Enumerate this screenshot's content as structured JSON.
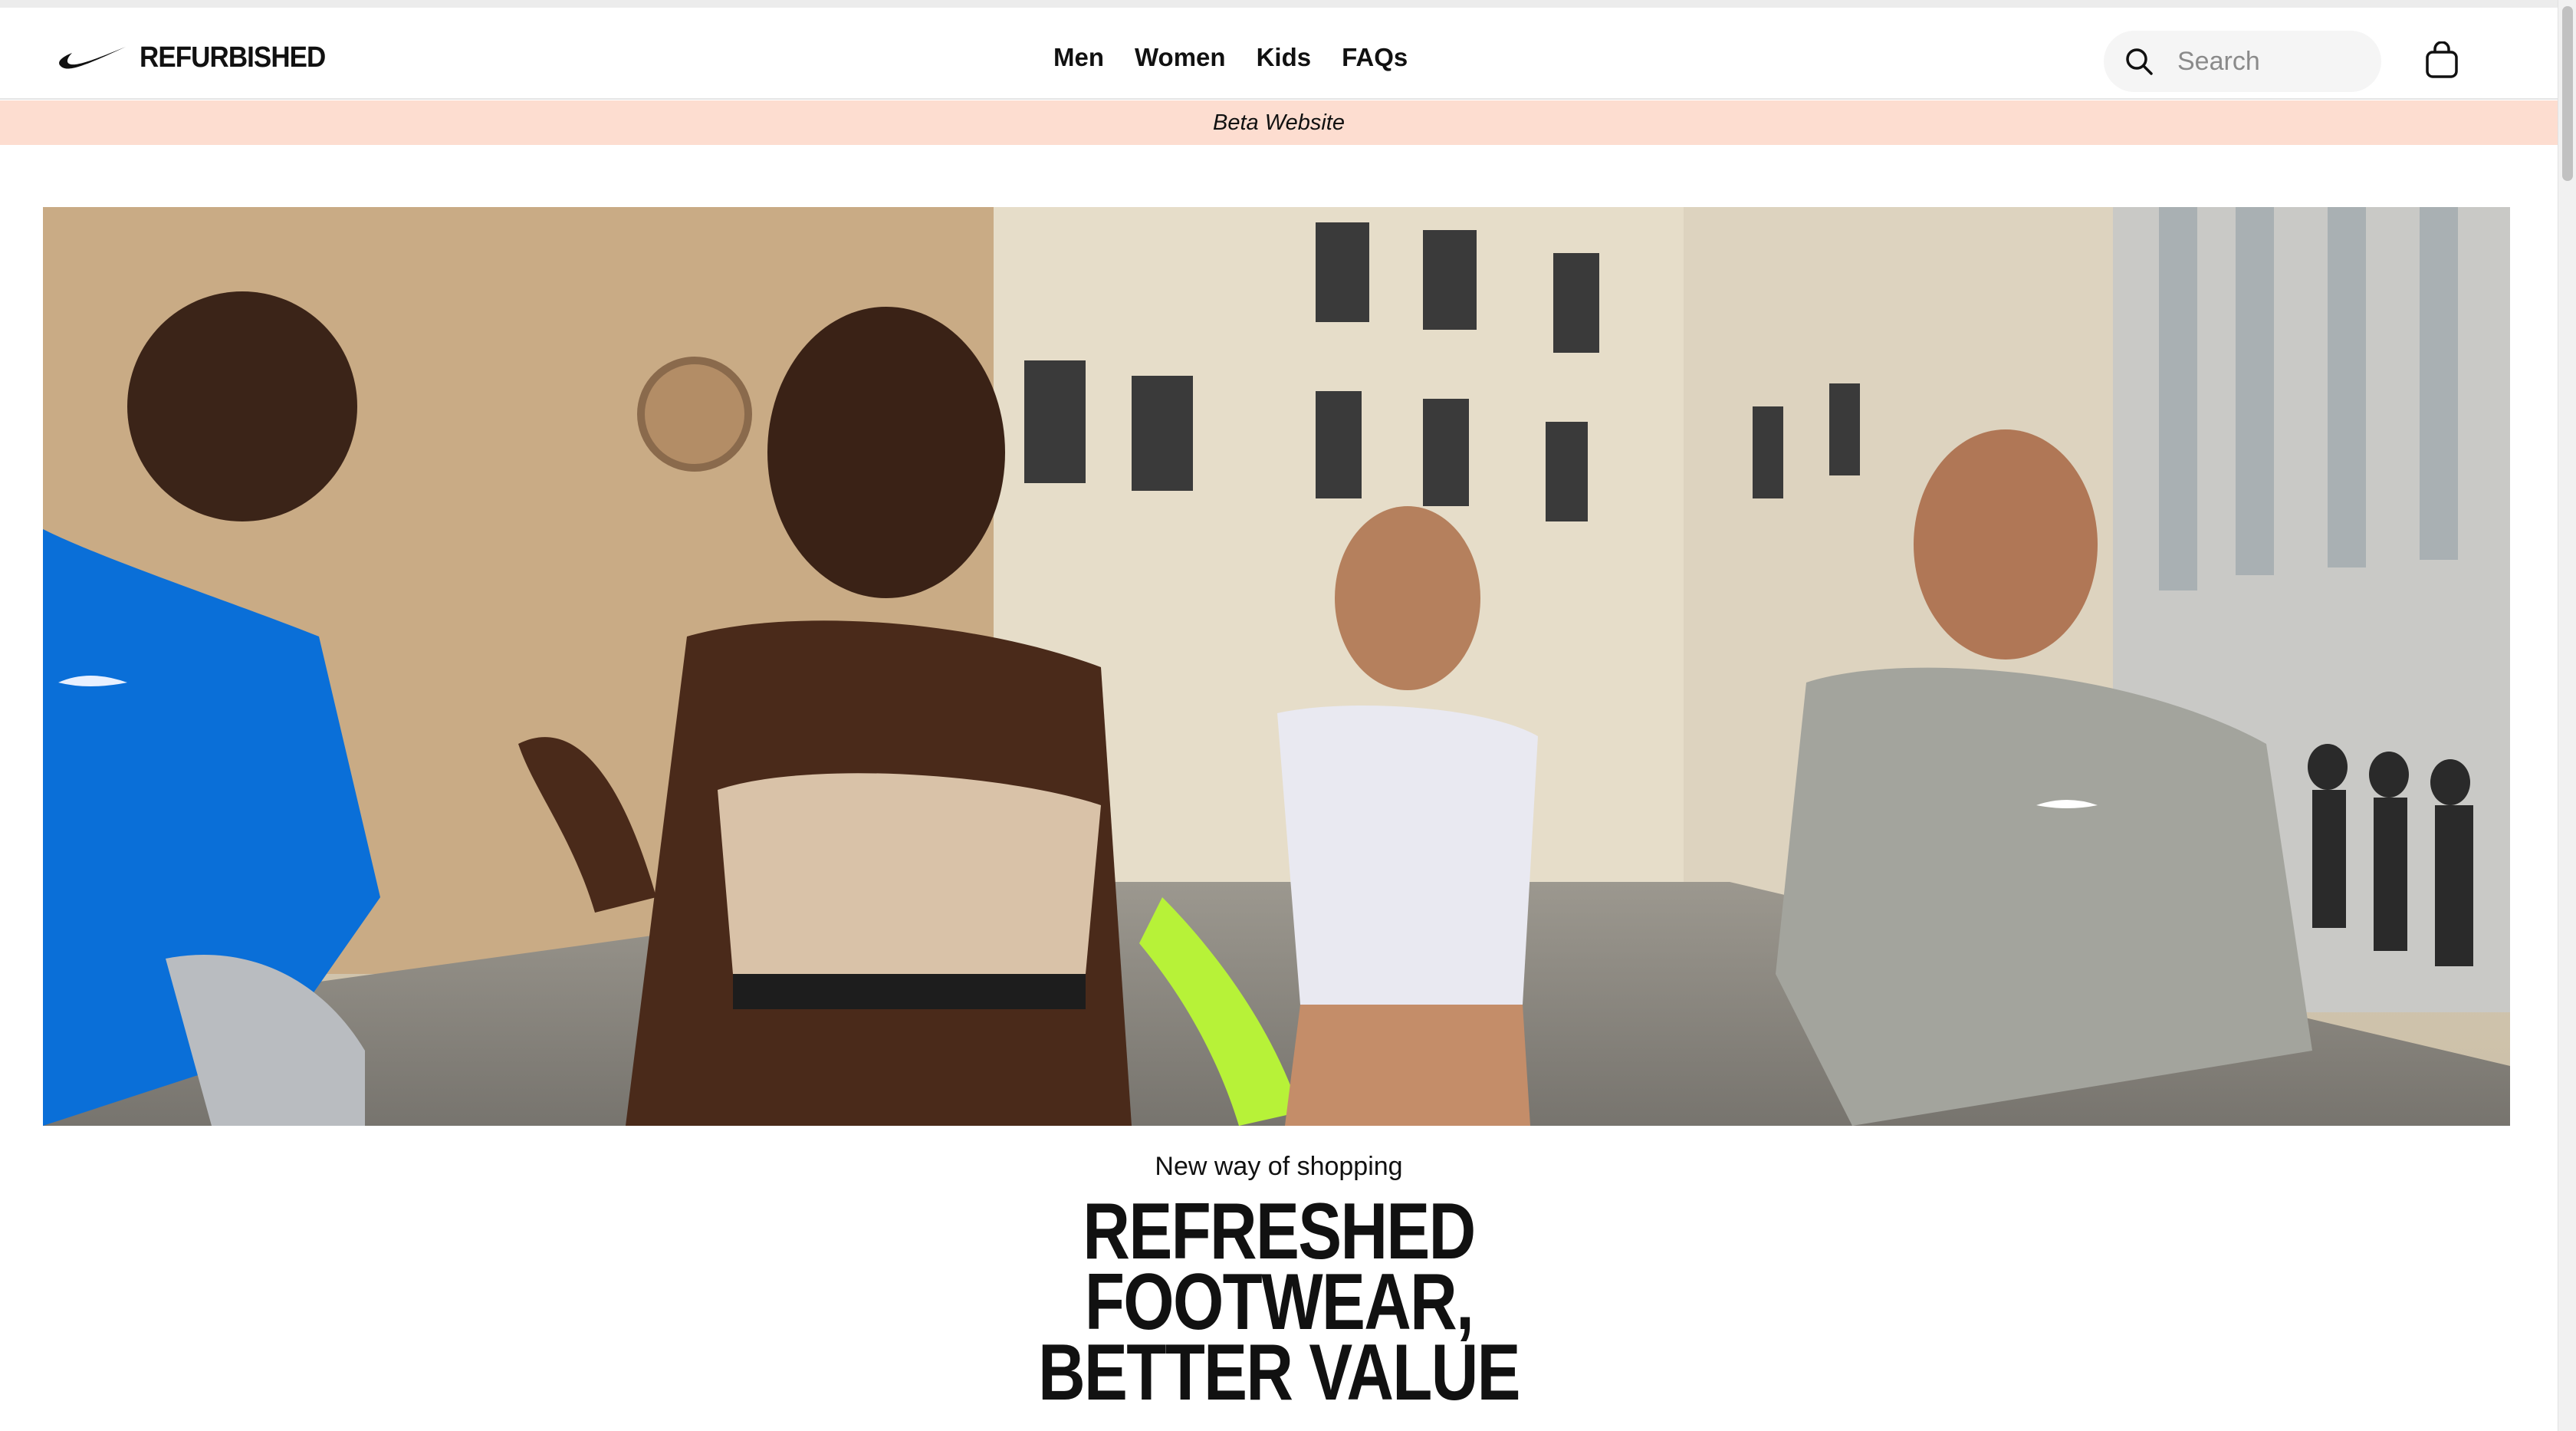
{
  "header": {
    "logo_text": "REFURBISHED",
    "logo_icon": "swoosh-icon",
    "nav": [
      {
        "label": "Men"
      },
      {
        "label": "Women"
      },
      {
        "label": "Kids"
      },
      {
        "label": "FAQs"
      }
    ],
    "search": {
      "placeholder": "Search",
      "icon": "search-icon"
    },
    "bag_icon": "shopping-bag-icon"
  },
  "banner": {
    "text": "Beta Website",
    "color": "#fdddd0"
  },
  "hero": {
    "eyebrow": "New way of shopping",
    "headline_lines": [
      "REFRESHED",
      "FOOTWEAR,",
      "BETTER VALUE"
    ]
  },
  "colors": {
    "text": "#111111",
    "search_bg": "#f5f5f5",
    "banner_bg": "#fdddd0"
  }
}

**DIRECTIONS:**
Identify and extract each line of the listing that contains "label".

**TASK RESULT:**
        "label": "Men"
        "label": "Women"
        "label": "Kids"
        "label": "FAQs"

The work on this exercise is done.